(Problem to solve): Every entry that follows should be repeated exactly; drop the images.

==== Records shown

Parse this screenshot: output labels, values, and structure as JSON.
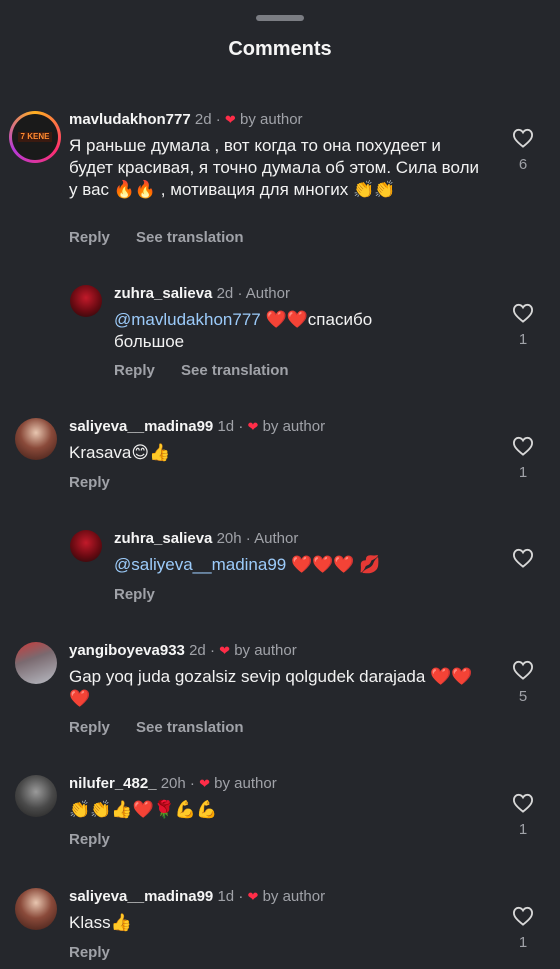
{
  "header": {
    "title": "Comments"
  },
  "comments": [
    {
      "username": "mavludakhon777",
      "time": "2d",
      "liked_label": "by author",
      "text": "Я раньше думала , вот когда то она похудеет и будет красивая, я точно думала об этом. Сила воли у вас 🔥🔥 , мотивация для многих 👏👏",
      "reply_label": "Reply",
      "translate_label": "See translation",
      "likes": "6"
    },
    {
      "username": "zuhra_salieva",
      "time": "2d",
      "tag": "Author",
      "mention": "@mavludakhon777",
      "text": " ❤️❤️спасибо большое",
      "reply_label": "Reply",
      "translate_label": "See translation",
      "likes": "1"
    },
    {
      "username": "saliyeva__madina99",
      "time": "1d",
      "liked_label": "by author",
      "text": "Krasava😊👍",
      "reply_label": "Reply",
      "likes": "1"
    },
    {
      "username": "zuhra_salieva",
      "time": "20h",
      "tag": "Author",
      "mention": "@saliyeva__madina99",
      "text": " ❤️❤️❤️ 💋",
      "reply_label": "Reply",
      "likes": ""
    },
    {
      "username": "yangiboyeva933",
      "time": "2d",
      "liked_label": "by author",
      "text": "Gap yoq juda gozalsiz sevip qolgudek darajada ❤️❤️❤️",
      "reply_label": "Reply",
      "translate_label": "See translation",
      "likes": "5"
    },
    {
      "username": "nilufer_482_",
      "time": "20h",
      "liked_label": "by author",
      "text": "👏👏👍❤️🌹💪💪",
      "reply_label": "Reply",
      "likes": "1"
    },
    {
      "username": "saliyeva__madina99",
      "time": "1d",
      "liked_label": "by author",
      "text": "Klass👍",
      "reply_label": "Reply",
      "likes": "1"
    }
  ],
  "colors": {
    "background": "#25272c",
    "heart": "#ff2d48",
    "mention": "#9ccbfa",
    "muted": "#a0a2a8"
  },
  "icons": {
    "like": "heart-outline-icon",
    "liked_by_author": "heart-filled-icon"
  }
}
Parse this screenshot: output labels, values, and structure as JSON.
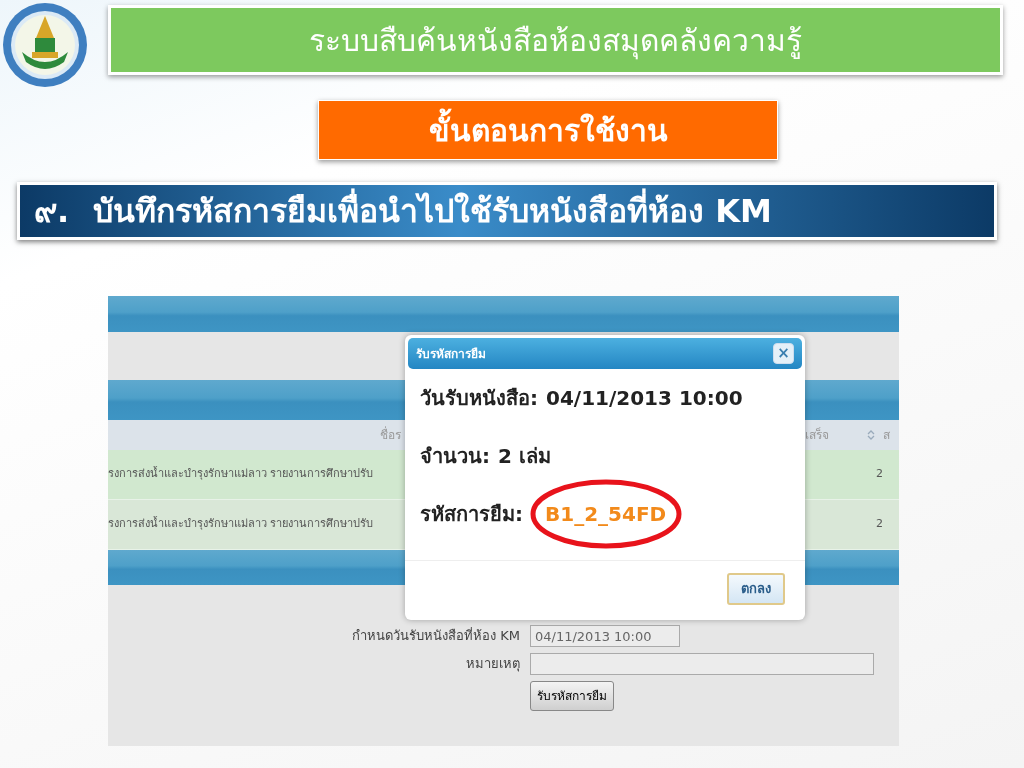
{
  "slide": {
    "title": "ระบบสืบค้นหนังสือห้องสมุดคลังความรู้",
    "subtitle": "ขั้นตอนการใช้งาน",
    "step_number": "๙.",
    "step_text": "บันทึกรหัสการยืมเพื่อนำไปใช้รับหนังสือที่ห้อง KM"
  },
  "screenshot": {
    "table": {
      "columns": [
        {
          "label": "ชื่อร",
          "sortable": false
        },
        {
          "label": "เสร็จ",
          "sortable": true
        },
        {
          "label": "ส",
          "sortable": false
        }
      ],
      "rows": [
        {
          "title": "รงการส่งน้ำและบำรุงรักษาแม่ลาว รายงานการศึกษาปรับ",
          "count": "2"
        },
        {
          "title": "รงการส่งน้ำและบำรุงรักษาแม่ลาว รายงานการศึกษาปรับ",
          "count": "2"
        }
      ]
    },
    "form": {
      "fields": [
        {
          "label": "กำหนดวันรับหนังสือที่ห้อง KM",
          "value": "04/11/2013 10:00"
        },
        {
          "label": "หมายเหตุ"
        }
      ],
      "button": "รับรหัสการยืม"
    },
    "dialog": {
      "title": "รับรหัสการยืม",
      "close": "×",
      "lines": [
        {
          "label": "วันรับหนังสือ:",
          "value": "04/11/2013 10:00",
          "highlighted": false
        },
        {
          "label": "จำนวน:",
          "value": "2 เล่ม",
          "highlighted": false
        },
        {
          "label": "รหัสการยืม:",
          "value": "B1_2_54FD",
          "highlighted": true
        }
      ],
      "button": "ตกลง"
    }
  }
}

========

(Response to the task):
Parse this screenshot: output labels, values, and structure as JSON.
{
  "header": {
    "title": "Comments"
  },
  "comments": [
    {
      "username": "mavludakhon777",
      "time": "2d",
      "liked_label": "by author",
      "text": "Я раньше думала , вот когда то она похудеет и будет красивая, я точно думала об этом. Сила воли у вас 🔥🔥 , мотивация для многих 👏👏",
      "reply_label": "Reply",
      "translate_label": "See translation",
      "likes": "6"
    },
    {
      "username": "zuhra_salieva",
      "time": "2d",
      "tag": "Author",
      "mention": "@mavludakhon777",
      "text": " ❤️❤️спасибо большое",
      "reply_label": "Reply",
      "translate_label": "See translation",
      "likes": "1"
    },
    {
      "username": "saliyeva__madina99",
      "time": "1d",
      "liked_label": "by author",
      "text": "Krasava😊👍",
      "reply_label": "Reply",
      "likes": "1"
    },
    {
      "username": "zuhra_salieva",
      "time": "20h",
      "tag": "Author",
      "mention": "@saliyeva__madina99",
      "text": " ❤️❤️❤️ 💋",
      "reply_label": "Reply",
      "likes": ""
    },
    {
      "username": "yangiboyeva933",
      "time": "2d",
      "liked_label": "by author",
      "text": "Gap yoq juda gozalsiz sevip qolgudek darajada ❤️❤️❤️",
      "reply_label": "Reply",
      "translate_label": "See translation",
      "likes": "5"
    },
    {
      "username": "nilufer_482_",
      "time": "20h",
      "liked_label": "by author",
      "text": "👏👏👍❤️🌹💪💪",
      "reply_label": "Reply",
      "likes": "1"
    },
    {
      "username": "saliyeva__madina99",
      "time": "1d",
      "liked_label": "by author",
      "text": "Klass👍",
      "reply_label": "Reply",
      "likes": "1"
    }
  ],
  "colors": {
    "background": "#25272c",
    "heart": "#ff2d48",
    "mention": "#9ccbfa",
    "muted": "#a0a2a8"
  },
  "icons": {
    "like": "heart-outline-icon",
    "liked_by_author": "heart-filled-icon"
  }
}
Parse this screenshot: output labels, values, and structure as JSON.
{
  "slide": {
    "title": "ระบบสืบค้นหนังสือห้องสมุดคลังความรู้",
    "subtitle": "ขั้นตอนการใช้งาน",
    "step_number": "๙.",
    "step_text": "บันทึกรหัสการยืมเพื่อนำไปใช้รับหนังสือที่ห้อง KM"
  },
  "screenshot": {
    "table": {
      "columns": [
        {
          "label": "ชื่อร",
          "sortable": false
        },
        {
          "label": "เสร็จ",
          "sortable": true
        },
        {
          "label": "ส",
          "sortable": false
        }
      ],
      "rows": [
        {
          "title": "รงการส่งน้ำและบำรุงรักษาแม่ลาว รายงานการศึกษาปรับ",
          "count": "2"
        },
        {
          "title": "รงการส่งน้ำและบำรุงรักษาแม่ลาว รายงานการศึกษาปรับ",
          "count": "2"
        }
      ]
    },
    "form": {
      "fields": [
        {
          "label": "กำหนดวันรับหนังสือที่ห้อง KM",
          "value": "04/11/2013 10:00"
        },
        {
          "label": "หมายเหตุ"
        }
      ],
      "button": "รับรหัสการยืม"
    },
    "dialog": {
      "title": "รับรหัสการยืม",
      "close": "×",
      "lines": [
        {
          "label": "วันรับหนังสือ:",
          "value": "04/11/2013 10:00",
          "highlighted": false
        },
        {
          "label": "จำนวน:",
          "value": "2 เล่ม",
          "highlighted": false
        },
        {
          "label": "รหัสการยืม:",
          "value": "B1_2_54FD",
          "highlighted": true
        }
      ],
      "button": "ตกลง"
    }
  }
}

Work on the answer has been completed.